Certainly, the healthy opening for “Le Havre” supports Knatchbull’s assertion that making the film available simultaneously to home viewers doesn’t hurt cinema ticket sales. Unfortunately, the company’s reluctance to reveal hard VOD figures means its claims about digital returns are hard to verify.
The challenge for Curzon on Demand will be to carve out a viable niche as a boutique serving a cinephile audience with a carefully curated supply of films in a market dominated by giant online retailers such as Amazon, Netflix and Apple’s iTunes. Knatchbull says he never wants more than 300 titles on his platform.
“I’m hoping to stand out like a small beacon,” he says. “It’s a big world out there, and I’m sure we’ll be quickly overtaken by big companies, but I believe there’s room for us as a brand to grow in this way, with the home cinema and the public cinema connected together in a windowless environment.”
Knatchbull suggests that the nature of arthouse cinema means it is better suited to niche marketing. “We work a lot with auteur directors who wouldn’t take kindly to one homogenous approach to how films are consumed,” he says.
Knatchbull argues that including real cinemas in the mix also gives the company a key advantage over purely virtual players. “It’s a major point of difference. Of course we have our blog and our Facebook page, but that’s quite soulless. What’s great about physical venues is that you’re more connected to your community.”

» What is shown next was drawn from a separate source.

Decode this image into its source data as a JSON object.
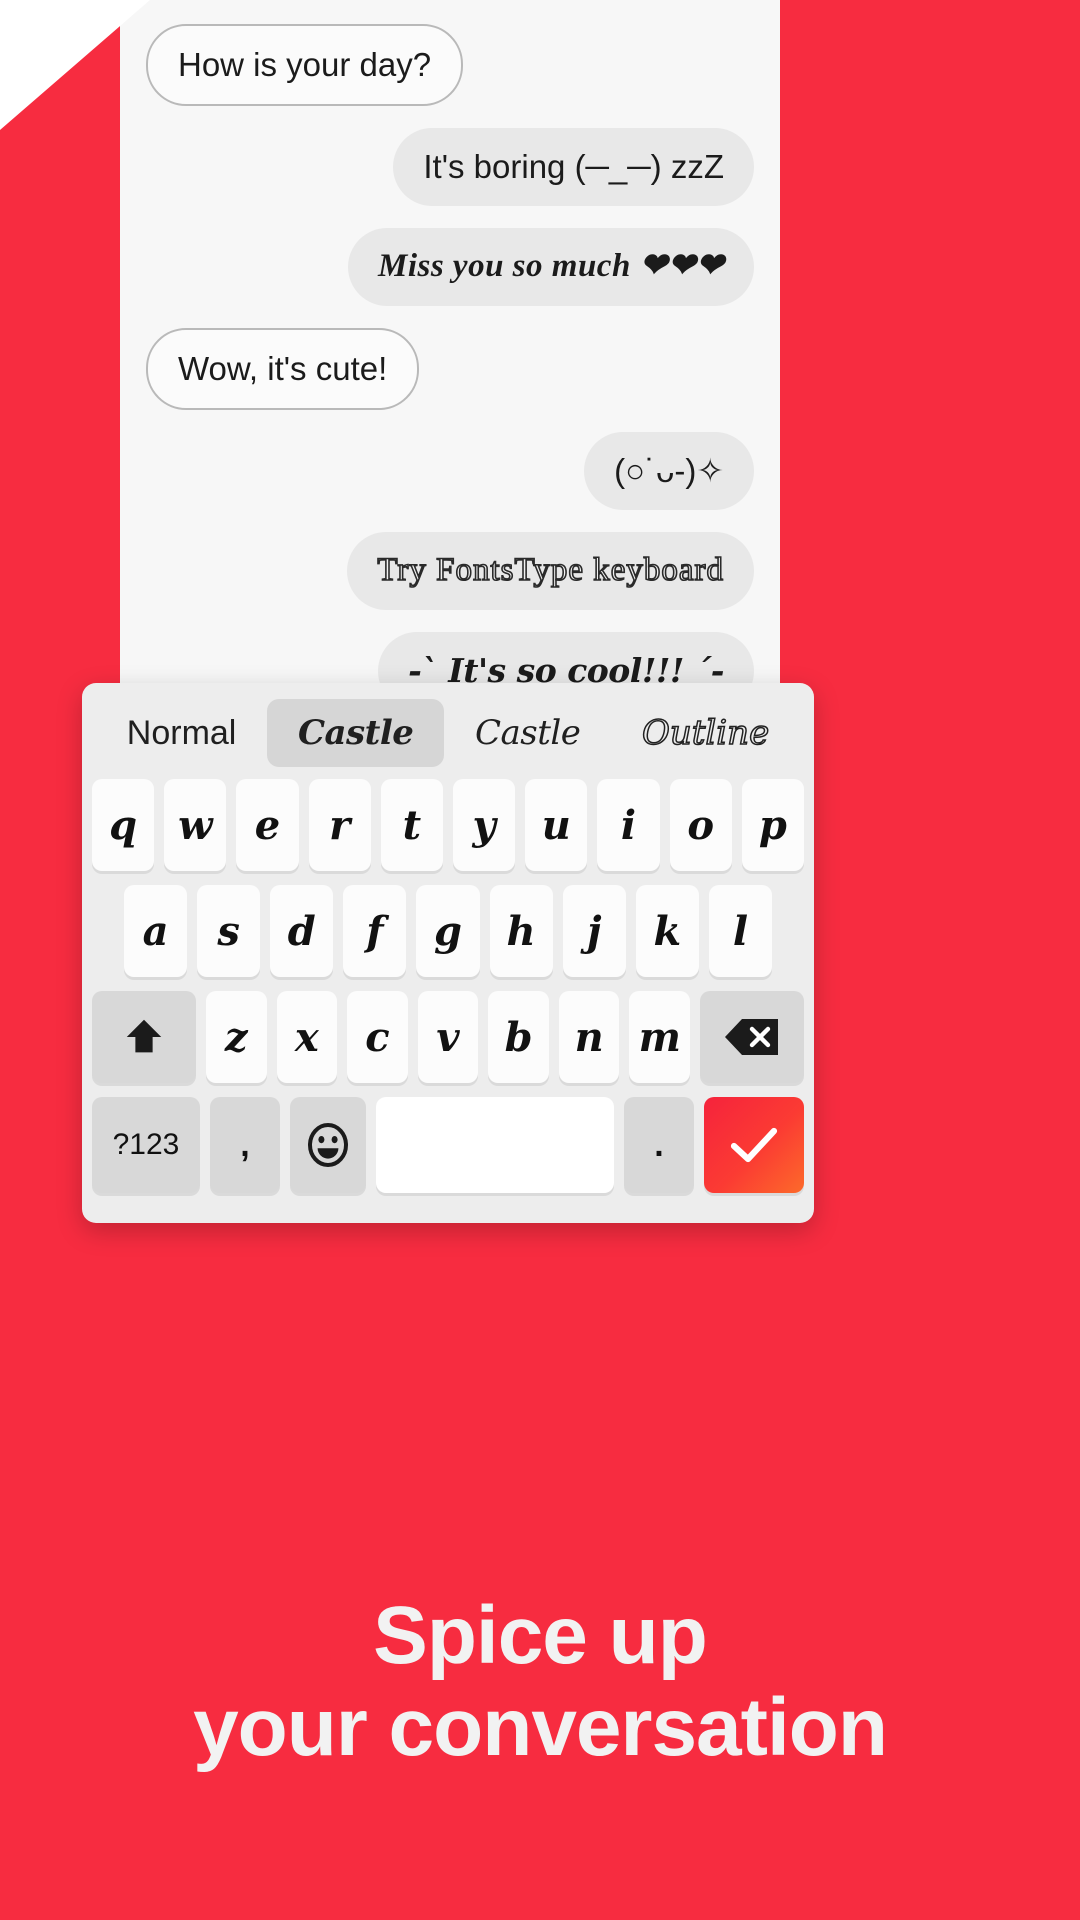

Curzon owns London’s five flagship arthouses, and programs three other regional theaters. It’s looking to expand the chain of physical venues it operates in the U.K. and internationally, alongside the rollout of its Curzon on Demand service on a growing number of virtual platforms; the service launched this month as an app on 1.5 million Samsung smart TVs.
Knatchbull’s aim is to get the Curzon brand onto 15 digital platforms reaching 20 million U.K. homes, and to expand the Curzon arthouse chain from its current size of eight venues with 15 screens to 30 venues with 50 screens over the next three years. “These are the numbers where the distribution model can truly change,” he says.